§ YOUR GOAL
For the records that follow, return only the count of lines containing the string "Sound".

§ INFORMATION
========

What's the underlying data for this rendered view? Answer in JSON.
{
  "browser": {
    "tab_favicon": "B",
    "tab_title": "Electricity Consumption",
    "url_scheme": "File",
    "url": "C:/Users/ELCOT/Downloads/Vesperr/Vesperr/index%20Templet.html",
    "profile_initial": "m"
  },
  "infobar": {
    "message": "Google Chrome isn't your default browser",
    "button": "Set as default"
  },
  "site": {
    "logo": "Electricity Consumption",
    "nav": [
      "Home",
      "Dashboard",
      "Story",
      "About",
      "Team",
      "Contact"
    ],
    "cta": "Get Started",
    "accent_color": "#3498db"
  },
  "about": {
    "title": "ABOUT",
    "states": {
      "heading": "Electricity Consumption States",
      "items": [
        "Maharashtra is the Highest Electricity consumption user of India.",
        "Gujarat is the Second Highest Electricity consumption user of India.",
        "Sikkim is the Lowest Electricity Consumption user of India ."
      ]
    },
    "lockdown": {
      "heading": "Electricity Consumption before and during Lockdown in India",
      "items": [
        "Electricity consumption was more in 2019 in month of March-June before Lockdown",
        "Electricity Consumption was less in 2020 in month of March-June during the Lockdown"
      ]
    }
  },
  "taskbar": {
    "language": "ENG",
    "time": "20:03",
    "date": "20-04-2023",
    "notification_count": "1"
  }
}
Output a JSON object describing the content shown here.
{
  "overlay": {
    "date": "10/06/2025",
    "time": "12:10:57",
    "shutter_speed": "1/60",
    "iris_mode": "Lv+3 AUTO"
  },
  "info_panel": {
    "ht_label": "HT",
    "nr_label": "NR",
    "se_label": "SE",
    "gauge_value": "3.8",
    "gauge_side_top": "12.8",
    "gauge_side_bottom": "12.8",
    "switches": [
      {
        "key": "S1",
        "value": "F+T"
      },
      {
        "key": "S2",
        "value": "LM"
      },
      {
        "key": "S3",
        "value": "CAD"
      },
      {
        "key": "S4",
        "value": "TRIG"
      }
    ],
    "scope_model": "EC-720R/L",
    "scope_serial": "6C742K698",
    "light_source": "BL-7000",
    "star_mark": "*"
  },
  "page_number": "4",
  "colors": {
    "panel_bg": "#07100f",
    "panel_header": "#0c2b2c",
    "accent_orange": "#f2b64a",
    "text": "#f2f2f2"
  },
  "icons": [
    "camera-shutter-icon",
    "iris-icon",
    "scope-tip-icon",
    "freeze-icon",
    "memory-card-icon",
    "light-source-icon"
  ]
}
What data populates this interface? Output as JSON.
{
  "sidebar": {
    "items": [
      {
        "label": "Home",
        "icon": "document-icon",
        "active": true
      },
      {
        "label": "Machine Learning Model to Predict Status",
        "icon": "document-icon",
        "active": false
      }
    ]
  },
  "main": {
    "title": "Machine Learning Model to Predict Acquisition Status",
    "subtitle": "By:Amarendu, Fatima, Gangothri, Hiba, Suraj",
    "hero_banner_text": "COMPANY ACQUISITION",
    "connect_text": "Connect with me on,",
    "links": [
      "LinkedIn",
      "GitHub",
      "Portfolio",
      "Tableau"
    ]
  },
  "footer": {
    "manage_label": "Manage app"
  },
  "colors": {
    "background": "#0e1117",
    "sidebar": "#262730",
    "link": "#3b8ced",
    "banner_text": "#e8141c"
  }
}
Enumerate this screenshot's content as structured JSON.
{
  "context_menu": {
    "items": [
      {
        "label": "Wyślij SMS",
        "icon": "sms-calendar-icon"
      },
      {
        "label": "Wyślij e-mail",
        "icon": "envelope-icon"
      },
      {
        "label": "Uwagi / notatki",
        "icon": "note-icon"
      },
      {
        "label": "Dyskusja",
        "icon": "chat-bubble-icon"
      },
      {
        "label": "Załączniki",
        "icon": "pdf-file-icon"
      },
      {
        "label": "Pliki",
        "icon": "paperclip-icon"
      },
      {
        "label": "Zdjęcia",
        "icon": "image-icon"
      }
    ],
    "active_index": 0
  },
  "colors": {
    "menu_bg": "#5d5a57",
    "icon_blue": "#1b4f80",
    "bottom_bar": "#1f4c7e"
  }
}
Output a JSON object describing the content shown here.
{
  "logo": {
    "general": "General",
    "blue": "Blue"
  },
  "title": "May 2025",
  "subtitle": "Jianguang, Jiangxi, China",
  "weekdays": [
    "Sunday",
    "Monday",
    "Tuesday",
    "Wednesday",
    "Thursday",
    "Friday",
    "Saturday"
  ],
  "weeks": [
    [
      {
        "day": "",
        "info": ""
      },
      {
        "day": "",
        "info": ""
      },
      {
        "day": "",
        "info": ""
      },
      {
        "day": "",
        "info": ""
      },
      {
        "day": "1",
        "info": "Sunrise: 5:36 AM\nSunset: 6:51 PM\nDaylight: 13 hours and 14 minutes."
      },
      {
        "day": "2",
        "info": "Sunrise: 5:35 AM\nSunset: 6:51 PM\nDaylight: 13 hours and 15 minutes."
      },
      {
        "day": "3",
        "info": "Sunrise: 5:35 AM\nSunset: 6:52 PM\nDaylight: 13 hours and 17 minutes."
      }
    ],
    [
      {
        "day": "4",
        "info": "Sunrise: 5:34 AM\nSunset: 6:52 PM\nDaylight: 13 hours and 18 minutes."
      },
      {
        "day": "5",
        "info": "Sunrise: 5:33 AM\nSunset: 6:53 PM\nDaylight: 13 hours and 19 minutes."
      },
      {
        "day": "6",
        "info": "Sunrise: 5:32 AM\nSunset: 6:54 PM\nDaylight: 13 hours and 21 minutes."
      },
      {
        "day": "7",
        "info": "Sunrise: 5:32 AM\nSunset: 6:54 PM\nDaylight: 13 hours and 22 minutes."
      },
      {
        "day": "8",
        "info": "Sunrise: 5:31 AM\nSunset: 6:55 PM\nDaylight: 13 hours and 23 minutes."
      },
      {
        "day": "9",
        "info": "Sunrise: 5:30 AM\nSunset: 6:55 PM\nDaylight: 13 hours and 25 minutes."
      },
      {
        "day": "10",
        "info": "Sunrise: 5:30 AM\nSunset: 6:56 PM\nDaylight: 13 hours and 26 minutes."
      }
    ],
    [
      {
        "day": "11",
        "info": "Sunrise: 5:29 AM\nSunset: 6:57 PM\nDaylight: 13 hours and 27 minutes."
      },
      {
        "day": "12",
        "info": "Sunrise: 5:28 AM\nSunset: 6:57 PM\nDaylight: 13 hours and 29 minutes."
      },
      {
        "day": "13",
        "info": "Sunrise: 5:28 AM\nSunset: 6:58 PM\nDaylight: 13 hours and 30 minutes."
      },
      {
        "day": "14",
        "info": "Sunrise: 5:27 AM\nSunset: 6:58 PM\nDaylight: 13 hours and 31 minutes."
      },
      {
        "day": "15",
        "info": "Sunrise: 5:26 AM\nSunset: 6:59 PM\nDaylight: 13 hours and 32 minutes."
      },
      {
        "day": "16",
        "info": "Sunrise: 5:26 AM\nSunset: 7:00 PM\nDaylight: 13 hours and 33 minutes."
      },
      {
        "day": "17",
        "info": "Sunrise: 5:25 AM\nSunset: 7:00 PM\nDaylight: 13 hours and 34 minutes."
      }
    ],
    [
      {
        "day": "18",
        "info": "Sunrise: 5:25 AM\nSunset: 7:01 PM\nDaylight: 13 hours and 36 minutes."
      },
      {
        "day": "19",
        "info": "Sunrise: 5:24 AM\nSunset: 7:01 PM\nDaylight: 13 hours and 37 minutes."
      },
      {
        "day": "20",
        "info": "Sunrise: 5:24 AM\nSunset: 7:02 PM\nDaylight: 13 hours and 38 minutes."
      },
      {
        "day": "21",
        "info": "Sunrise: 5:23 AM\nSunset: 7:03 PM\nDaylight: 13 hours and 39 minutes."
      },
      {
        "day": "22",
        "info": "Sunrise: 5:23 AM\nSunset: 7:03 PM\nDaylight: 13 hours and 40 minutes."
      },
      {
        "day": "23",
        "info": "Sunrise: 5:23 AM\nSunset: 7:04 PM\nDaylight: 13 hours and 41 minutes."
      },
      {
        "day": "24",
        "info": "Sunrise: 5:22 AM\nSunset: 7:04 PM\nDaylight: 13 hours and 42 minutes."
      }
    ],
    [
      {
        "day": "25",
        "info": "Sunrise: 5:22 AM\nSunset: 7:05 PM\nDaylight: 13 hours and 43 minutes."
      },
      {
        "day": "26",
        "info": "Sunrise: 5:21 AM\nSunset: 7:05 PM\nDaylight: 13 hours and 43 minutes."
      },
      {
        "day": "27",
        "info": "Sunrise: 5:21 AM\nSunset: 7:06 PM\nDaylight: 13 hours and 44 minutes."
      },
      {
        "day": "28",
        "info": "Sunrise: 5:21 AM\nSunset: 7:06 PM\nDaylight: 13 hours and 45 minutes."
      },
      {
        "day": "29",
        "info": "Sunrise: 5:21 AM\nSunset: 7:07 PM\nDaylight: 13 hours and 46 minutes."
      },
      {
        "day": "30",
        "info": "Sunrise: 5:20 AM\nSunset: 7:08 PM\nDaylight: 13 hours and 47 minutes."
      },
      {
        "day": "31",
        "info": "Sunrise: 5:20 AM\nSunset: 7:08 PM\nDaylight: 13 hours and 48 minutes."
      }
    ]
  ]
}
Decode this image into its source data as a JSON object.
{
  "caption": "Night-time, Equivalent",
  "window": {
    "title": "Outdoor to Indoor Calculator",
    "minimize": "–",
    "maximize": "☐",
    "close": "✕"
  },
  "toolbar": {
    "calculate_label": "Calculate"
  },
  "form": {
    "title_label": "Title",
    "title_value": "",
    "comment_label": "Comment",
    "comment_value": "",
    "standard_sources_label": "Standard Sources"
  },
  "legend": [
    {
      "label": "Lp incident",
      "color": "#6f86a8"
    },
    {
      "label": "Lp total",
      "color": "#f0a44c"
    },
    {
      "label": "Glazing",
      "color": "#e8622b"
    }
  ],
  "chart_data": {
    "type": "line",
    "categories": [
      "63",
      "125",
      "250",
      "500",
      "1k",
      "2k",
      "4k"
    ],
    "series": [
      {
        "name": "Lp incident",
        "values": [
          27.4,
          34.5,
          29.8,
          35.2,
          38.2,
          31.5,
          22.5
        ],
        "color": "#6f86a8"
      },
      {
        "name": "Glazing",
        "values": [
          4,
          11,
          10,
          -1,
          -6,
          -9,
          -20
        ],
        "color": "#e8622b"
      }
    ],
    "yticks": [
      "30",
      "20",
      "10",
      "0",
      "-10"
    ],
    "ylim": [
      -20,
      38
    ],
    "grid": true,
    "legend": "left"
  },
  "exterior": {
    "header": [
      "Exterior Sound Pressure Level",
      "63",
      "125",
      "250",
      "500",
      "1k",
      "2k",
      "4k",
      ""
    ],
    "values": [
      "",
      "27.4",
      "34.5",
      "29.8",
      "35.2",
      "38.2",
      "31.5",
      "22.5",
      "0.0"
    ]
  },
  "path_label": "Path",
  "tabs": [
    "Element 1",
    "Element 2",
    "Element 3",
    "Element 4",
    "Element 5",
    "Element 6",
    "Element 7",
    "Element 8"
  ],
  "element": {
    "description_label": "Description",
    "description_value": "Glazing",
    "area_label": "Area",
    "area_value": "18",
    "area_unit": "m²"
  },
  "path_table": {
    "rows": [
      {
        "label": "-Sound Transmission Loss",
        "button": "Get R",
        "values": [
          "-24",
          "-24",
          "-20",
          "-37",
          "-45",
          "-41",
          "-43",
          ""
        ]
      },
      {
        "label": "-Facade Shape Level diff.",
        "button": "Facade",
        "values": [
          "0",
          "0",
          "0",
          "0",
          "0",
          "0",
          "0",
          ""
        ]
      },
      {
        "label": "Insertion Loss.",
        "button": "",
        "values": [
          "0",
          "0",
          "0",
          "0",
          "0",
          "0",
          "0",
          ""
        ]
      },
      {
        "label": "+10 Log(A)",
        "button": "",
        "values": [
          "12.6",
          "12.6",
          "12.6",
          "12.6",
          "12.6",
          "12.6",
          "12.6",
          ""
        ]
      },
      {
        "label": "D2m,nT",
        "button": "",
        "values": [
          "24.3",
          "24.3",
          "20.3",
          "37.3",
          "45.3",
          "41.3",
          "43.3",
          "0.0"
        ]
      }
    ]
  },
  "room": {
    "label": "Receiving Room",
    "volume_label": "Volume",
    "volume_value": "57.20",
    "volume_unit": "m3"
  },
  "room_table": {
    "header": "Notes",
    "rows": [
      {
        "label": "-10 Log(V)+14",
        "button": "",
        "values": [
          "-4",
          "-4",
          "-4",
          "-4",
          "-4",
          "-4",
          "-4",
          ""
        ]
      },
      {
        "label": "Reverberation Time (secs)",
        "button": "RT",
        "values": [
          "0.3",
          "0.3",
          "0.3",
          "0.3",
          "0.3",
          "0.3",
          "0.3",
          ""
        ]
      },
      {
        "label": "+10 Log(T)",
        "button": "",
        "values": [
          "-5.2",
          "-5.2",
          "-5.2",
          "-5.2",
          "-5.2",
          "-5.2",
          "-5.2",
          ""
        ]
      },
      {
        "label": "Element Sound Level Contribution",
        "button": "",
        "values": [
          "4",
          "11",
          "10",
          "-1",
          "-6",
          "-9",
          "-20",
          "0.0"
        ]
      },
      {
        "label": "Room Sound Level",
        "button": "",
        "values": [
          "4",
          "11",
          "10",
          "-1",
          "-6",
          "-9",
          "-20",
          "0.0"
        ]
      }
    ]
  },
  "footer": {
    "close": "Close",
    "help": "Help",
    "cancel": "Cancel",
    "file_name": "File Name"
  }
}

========

§ SOLUTION BELOW
4